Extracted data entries
-------

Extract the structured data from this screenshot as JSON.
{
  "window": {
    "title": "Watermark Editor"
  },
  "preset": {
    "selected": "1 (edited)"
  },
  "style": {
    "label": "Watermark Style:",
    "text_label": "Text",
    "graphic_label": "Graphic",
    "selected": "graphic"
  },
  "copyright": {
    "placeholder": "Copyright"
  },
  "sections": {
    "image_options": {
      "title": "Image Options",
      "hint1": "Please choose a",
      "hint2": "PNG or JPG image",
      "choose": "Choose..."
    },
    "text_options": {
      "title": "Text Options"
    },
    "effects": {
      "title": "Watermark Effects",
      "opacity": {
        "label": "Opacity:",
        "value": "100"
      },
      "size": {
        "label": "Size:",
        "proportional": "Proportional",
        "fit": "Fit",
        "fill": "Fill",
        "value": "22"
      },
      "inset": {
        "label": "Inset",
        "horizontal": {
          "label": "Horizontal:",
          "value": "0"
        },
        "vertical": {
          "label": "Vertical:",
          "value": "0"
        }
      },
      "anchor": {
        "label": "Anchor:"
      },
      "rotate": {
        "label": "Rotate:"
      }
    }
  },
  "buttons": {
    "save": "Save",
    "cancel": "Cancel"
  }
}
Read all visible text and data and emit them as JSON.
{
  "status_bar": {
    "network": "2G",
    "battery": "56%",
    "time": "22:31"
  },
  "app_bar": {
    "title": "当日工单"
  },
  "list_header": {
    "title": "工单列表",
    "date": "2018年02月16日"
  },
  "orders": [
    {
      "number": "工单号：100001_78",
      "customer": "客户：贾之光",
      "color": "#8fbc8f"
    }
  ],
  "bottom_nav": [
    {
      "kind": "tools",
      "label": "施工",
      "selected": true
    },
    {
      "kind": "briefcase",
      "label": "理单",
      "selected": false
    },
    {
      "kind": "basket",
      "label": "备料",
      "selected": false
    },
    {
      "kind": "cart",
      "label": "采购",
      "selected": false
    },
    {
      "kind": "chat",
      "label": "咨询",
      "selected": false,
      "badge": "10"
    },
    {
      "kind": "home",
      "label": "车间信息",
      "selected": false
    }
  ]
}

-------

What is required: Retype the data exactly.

Solution:
Extract the structured data from this screenshot as JSON.
{
  "window": {
    "title": "Watermark Editor"
  },
  "preset": {
    "selected": "1 (edited)"
  },
  "style": {
    "label": "Watermark Style:",
    "text_label": "Text",
    "graphic_label": "Graphic",
    "selected": "graphic"
  },
  "copyright": {
    "placeholder": "Copyright"
  },
  "sections": {
    "image_options": {
      "title": "Image Options",
      "hint1": "Please choose a",
      "hint2": "PNG or JPG image",
      "choose": "Choose..."
    },
    "text_options": {
      "title": "Text Options"
    },
    "effects": {
      "title": "Watermark Effects",
      "opacity": {
        "label": "Opacity:",
        "value": "100"
      },
      "size": {
        "label": "Size:",
        "proportional": "Proportional",
        "fit": "Fit",
        "fill": "Fill",
        "value": "22"
      },
      "inset": {
        "label": "Inset",
        "horizontal": {
          "label": "Horizontal:",
          "value": "0"
        },
        "vertical": {
          "label": "Vertical:",
          "value": "0"
        }
      },
      "anchor": {
        "label": "Anchor:"
      },
      "rotate": {
        "label": "Rotate:"
      }
    }
  },
  "buttons": {
    "save": "Save",
    "cancel": "Cancel"
  }
}
Read all visible text and data and emit them as JSON.
{
  "status_bar": {
    "network": "2G",
    "battery": "56%",
    "time": "22:31"
  },
  "app_bar": {
    "title": "当日工单"
  },
  "list_header": {
    "title": "工单列表",
    "date": "2018年02月16日"
  },
  "orders": [
    {
      "number": "工单号：100001_78",
      "customer": "客户：贾之光",
      "color": "#8fbc8f"
    }
  ],
  "bottom_nav": [
    {
      "kind": "tools",
      "label": "施工",
      "selected": true
    },
    {
      "kind": "briefcase",
      "label": "理单",
      "selected": false
    },
    {
      "kind": "basket",
      "label": "备料",
      "selected": false
    },
    {
      "kind": "cart",
      "label": "采购",
      "selected": false
    },
    {
      "kind": "chat",
      "label": "咨询",
      "selected": false,
      "badge": "10"
    },
    {
      "kind": "home",
      "label": "车间信息",
      "selected": false
    }
  ]
}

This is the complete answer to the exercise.